* [Task data]:
------------

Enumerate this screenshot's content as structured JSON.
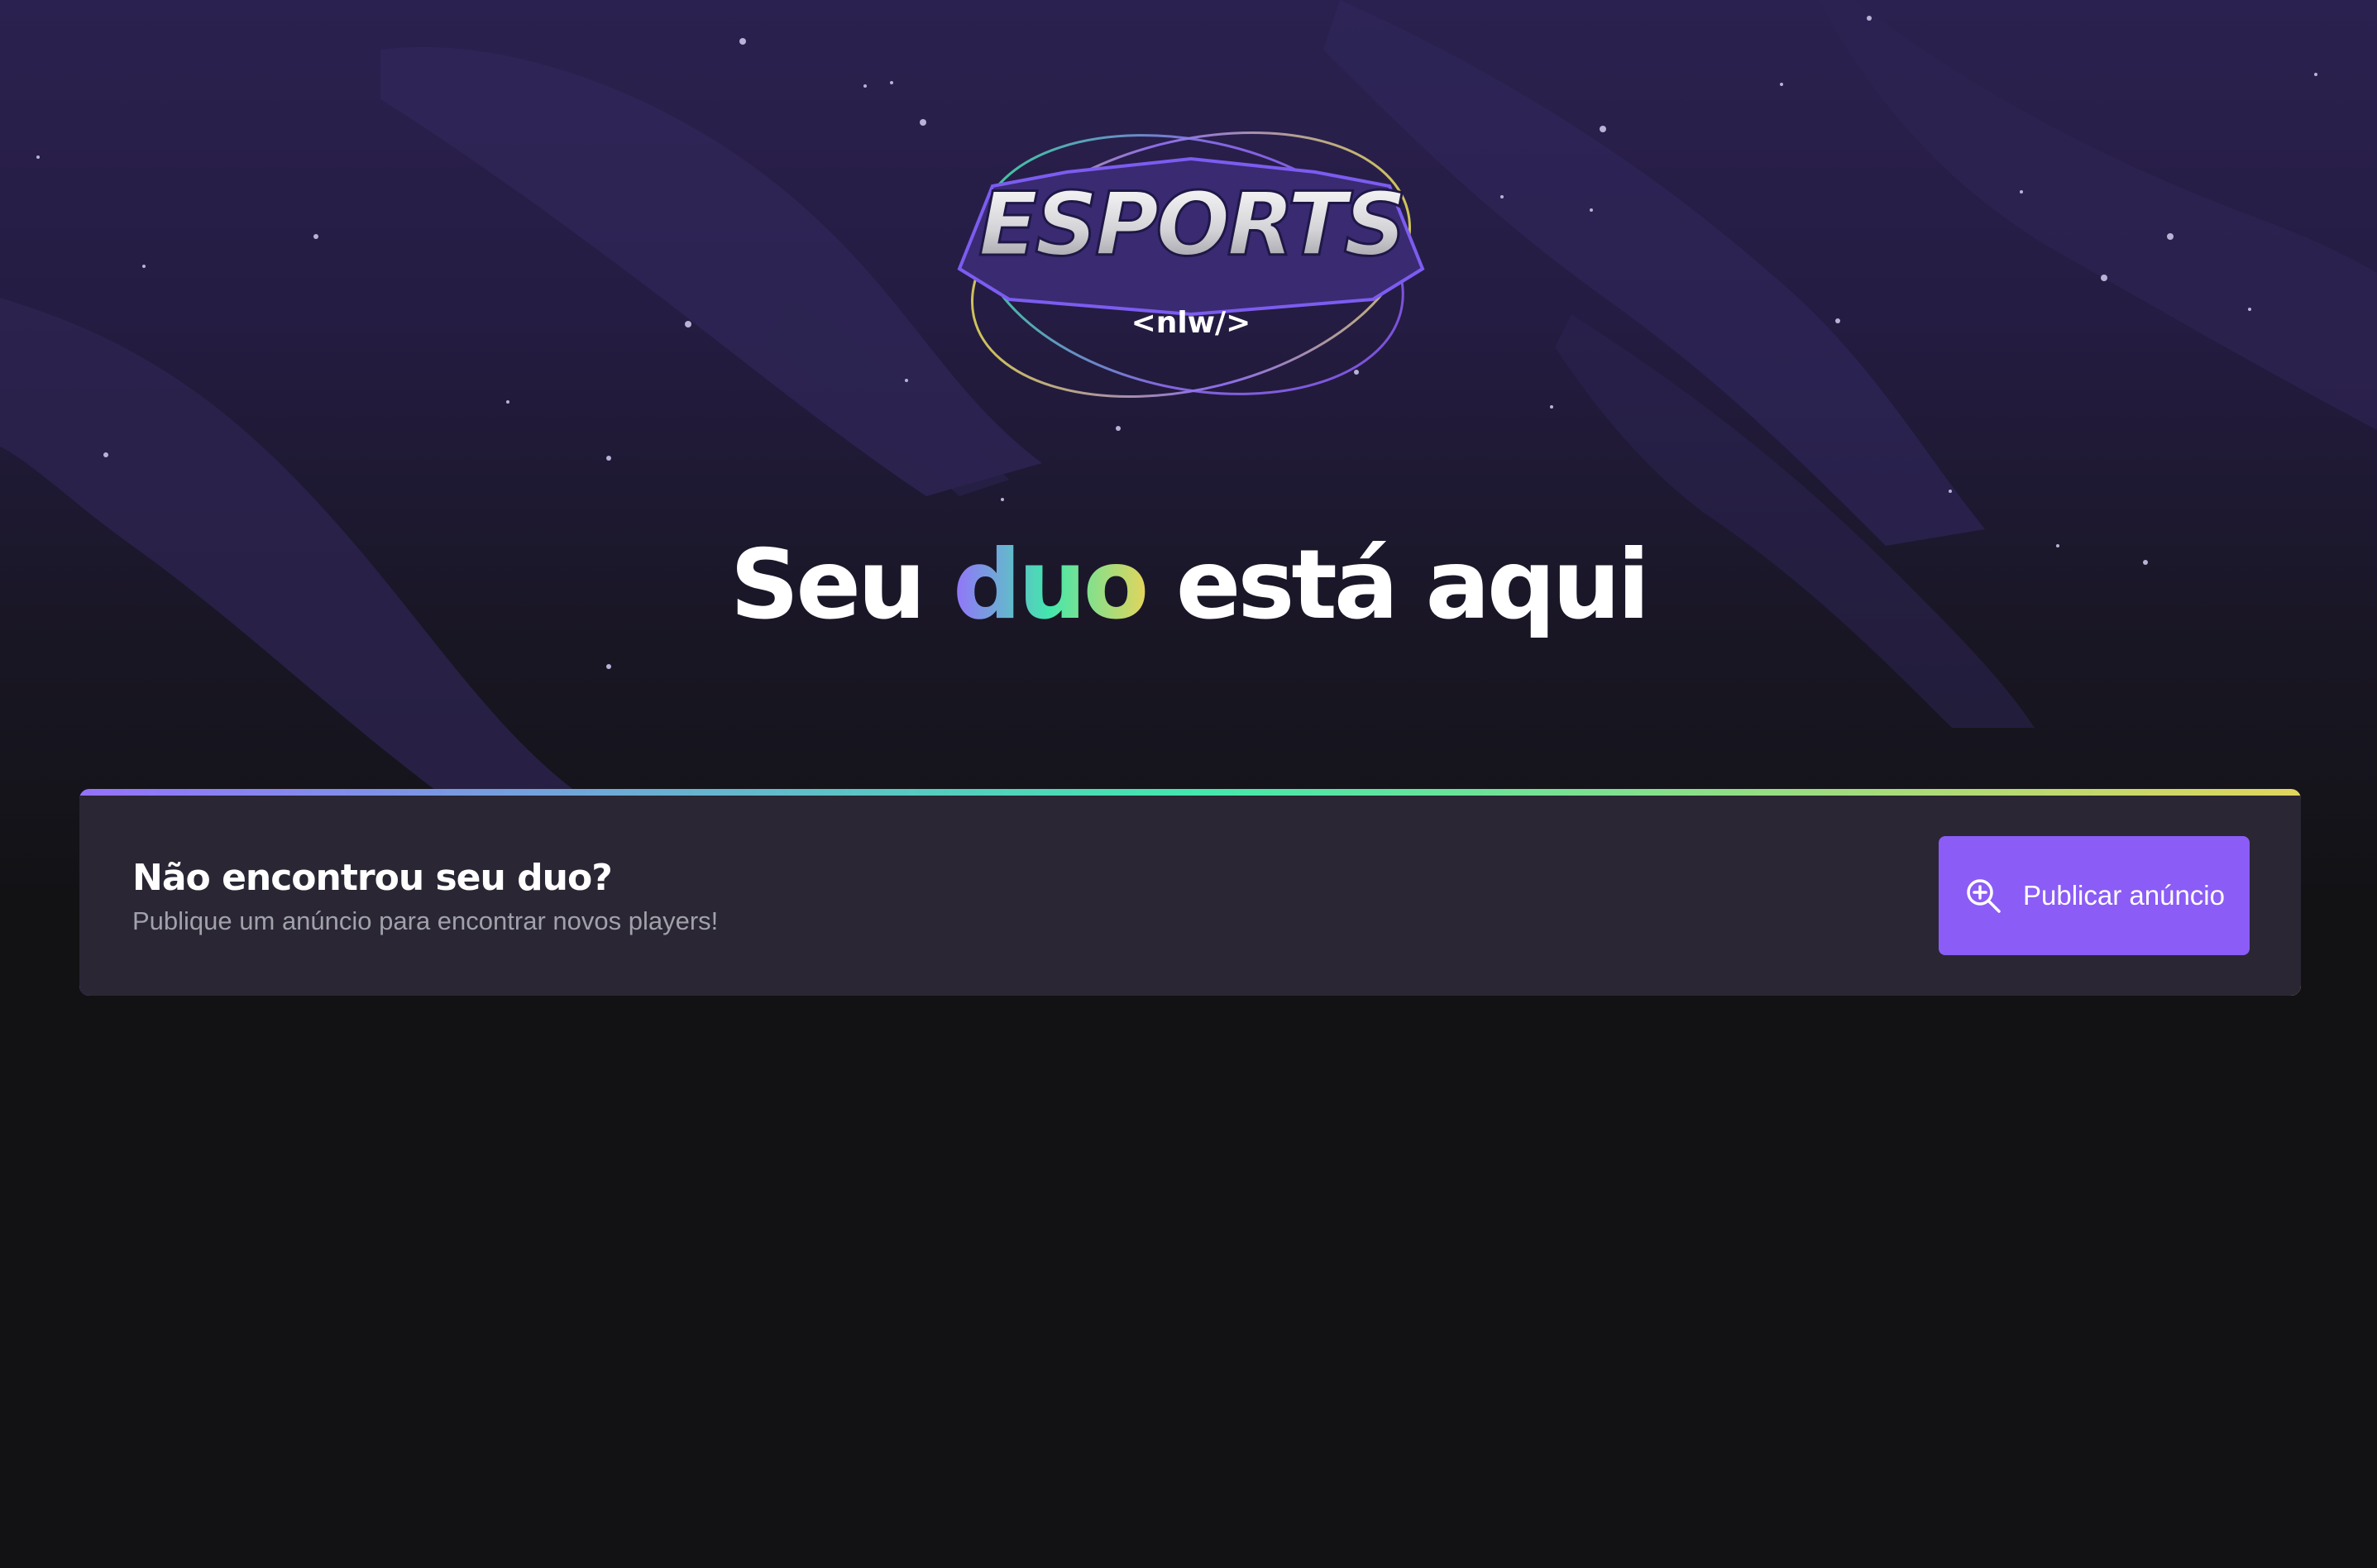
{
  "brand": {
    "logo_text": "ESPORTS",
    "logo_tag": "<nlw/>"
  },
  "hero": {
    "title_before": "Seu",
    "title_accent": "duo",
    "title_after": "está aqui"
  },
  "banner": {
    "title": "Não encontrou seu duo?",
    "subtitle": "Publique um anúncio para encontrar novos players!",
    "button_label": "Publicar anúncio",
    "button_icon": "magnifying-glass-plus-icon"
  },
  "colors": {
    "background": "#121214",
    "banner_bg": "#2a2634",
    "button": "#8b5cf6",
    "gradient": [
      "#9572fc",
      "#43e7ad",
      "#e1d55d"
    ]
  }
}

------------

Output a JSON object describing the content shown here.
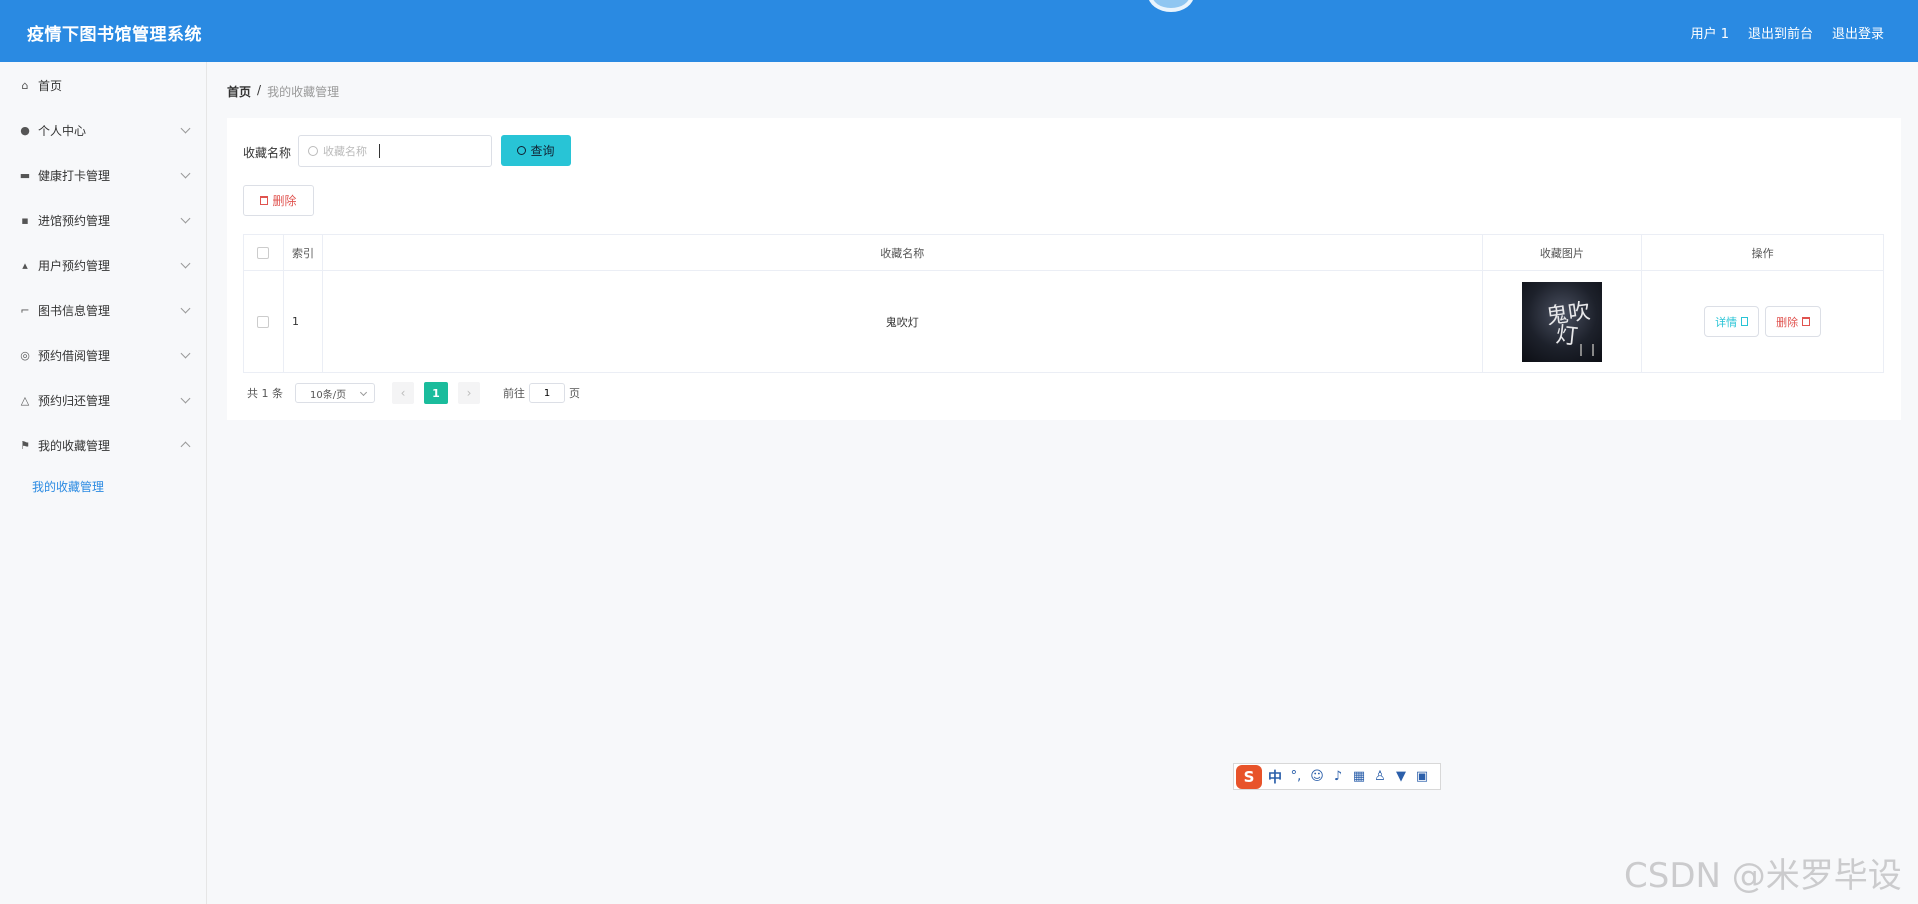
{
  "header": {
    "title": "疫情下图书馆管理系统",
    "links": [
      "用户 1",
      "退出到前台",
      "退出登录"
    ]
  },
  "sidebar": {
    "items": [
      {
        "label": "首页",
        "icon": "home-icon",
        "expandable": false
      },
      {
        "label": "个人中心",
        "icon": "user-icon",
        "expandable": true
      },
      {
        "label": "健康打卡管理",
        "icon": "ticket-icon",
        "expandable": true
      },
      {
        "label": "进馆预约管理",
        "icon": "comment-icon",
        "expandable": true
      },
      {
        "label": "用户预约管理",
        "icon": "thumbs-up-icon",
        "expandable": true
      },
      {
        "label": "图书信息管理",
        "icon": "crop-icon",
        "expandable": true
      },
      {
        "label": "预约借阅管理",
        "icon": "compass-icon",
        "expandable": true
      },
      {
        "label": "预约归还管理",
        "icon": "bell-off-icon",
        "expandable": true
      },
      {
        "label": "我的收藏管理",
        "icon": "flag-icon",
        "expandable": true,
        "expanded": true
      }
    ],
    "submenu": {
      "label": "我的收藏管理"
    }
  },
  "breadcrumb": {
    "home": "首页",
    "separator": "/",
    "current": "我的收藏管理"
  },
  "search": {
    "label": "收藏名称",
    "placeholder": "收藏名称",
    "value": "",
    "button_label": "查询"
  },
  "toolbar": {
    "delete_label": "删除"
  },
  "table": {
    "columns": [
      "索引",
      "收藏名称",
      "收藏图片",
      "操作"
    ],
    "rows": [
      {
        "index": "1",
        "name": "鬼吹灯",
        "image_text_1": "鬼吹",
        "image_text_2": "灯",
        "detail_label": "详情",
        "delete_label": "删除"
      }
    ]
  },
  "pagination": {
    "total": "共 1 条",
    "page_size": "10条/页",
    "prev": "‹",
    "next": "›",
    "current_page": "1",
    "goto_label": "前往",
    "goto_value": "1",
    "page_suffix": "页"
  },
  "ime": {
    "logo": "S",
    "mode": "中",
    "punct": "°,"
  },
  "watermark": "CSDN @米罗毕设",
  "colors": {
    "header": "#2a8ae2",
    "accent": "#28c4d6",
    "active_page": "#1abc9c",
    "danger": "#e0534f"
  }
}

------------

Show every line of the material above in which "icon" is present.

* [Solution to the problem]:
    "button_icon": "magnifying-glass-plus-icon"
        "icon": "home-icon",
        "icon": "user-icon",
        "icon": "ticket-icon",
        "icon": "comment-icon",
        "icon": "thumbs-up-icon",
        "icon": "crop-icon",
        "icon": "compass-icon",
        "icon": "bell-off-icon",
        "icon": "flag-icon",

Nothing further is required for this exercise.